What to produce | All entries must be set down once more, precisely as given.

Information shown |
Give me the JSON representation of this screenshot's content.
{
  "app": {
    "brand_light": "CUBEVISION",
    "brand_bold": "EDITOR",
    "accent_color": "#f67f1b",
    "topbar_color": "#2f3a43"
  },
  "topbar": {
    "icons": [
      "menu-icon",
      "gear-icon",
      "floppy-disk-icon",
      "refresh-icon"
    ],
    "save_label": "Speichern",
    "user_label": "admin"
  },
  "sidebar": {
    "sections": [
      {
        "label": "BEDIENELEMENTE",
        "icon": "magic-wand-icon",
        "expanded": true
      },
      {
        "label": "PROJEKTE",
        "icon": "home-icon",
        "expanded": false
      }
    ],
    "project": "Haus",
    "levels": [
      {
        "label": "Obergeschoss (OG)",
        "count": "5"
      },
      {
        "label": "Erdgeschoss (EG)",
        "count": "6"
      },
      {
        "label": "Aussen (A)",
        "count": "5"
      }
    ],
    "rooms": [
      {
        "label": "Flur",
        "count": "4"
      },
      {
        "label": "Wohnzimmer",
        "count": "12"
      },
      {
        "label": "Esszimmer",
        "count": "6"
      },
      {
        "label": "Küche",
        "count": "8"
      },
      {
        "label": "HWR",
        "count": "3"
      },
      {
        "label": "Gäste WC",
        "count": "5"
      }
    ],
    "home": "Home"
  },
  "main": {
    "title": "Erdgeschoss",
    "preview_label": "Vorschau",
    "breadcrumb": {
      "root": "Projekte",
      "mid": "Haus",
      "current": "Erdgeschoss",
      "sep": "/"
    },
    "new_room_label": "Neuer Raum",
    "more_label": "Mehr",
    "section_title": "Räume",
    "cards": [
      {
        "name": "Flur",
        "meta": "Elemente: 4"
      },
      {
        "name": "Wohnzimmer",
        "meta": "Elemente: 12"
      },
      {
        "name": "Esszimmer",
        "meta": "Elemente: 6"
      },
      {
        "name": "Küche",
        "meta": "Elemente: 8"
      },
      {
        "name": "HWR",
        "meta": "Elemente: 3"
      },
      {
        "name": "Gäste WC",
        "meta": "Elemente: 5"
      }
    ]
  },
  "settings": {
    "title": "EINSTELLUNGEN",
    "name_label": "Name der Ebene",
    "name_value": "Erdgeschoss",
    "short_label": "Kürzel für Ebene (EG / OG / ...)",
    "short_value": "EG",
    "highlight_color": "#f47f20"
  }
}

Result of the exercise |
Give me the JSON representation of this screenshot's content.
{
  "app": {
    "brand_light": "CUBEVISION",
    "brand_bold": "EDITOR",
    "accent_color": "#f67f1b",
    "topbar_color": "#2f3a43"
  },
  "topbar": {
    "icons": [
      "menu-icon",
      "gear-icon",
      "floppy-disk-icon",
      "refresh-icon"
    ],
    "save_label": "Speichern",
    "user_label": "admin"
  },
  "sidebar": {
    "sections": [
      {
        "label": "BEDIENELEMENTE",
        "icon": "magic-wand-icon",
        "expanded": true
      },
      {
        "label": "PROJEKTE",
        "icon": "home-icon",
        "expanded": false
      }
    ],
    "project": "Haus",
    "levels": [
      {
        "label": "Obergeschoss (OG)",
        "count": "5"
      },
      {
        "label": "Erdgeschoss (EG)",
        "count": "6"
      },
      {
        "label": "Aussen (A)",
        "count": "5"
      }
    ],
    "rooms": [
      {
        "label": "Flur",
        "count": "4"
      },
      {
        "label": "Wohnzimmer",
        "count": "12"
      },
      {
        "label": "Esszimmer",
        "count": "6"
      },
      {
        "label": "Küche",
        "count": "8"
      },
      {
        "label": "HWR",
        "count": "3"
      },
      {
        "label": "Gäste WC",
        "count": "5"
      }
    ],
    "home": "Home"
  },
  "main": {
    "title": "Erdgeschoss",
    "preview_label": "Vorschau",
    "breadcrumb": {
      "root": "Projekte",
      "mid": "Haus",
      "current": "Erdgeschoss",
      "sep": "/"
    },
    "new_room_label": "Neuer Raum",
    "more_label": "Mehr",
    "section_title": "Räume",
    "cards": [
      {
        "name": "Flur",
        "meta": "Elemente: 4"
      },
      {
        "name": "Wohnzimmer",
        "meta": "Elemente: 12"
      },
      {
        "name": "Esszimmer",
        "meta": "Elemente: 6"
      },
      {
        "name": "Küche",
        "meta": "Elemente: 8"
      },
      {
        "name": "HWR",
        "meta": "Elemente: 3"
      },
      {
        "name": "Gäste WC",
        "meta": "Elemente: 5"
      }
    ]
  },
  "settings": {
    "title": "EINSTELLUNGEN",
    "name_label": "Name der Ebene",
    "name_value": "Erdgeschoss",
    "short_label": "Kürzel für Ebene (EG / OG / ...)",
    "short_value": "EG",
    "highlight_color": "#f47f20"
  }
}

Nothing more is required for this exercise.